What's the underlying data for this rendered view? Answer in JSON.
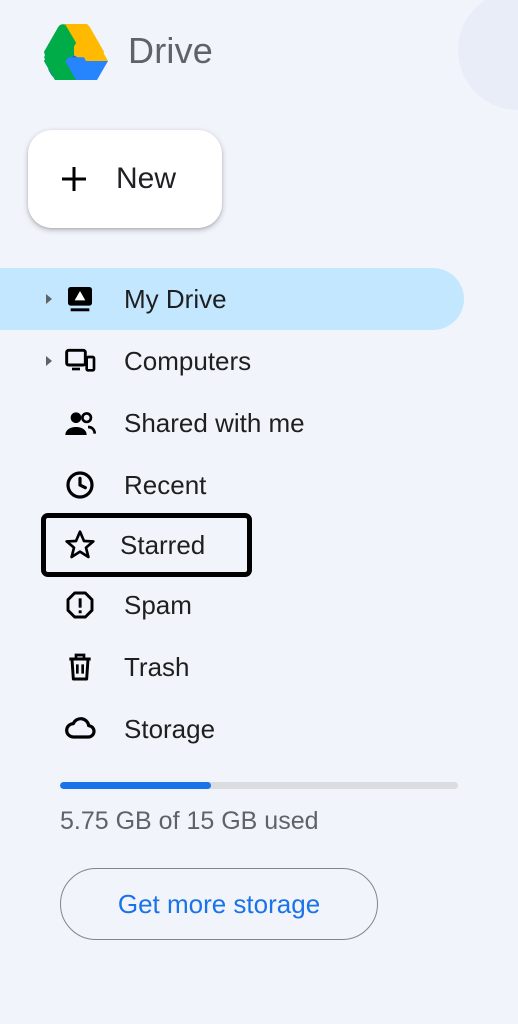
{
  "app_title": "Drive",
  "new_button_label": "New",
  "nav": {
    "my_drive": "My Drive",
    "computers": "Computers",
    "shared": "Shared with me",
    "recent": "Recent",
    "starred": "Starred",
    "spam": "Spam",
    "trash": "Trash",
    "storage": "Storage"
  },
  "storage": {
    "used_text": "5.75 GB of 15 GB used",
    "percent_fill": 38,
    "get_more_label": "Get more storage"
  },
  "colors": {
    "accent": "#1a73e8",
    "selected_bg": "#c2e7ff"
  }
}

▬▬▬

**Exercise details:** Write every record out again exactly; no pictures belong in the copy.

**Completed exercise:**
What's the underlying data for this rendered view? Answer in JSON.
{
  "app_title": "Drive",
  "new_button_label": "New",
  "nav": {
    "my_drive": "My Drive",
    "computers": "Computers",
    "shared": "Shared with me",
    "recent": "Recent",
    "starred": "Starred",
    "spam": "Spam",
    "trash": "Trash",
    "storage": "Storage"
  },
  "storage": {
    "used_text": "5.75 GB of 15 GB used",
    "percent_fill": 38,
    "get_more_label": "Get more storage"
  },
  "colors": {
    "accent": "#1a73e8",
    "selected_bg": "#c2e7ff"
  }
}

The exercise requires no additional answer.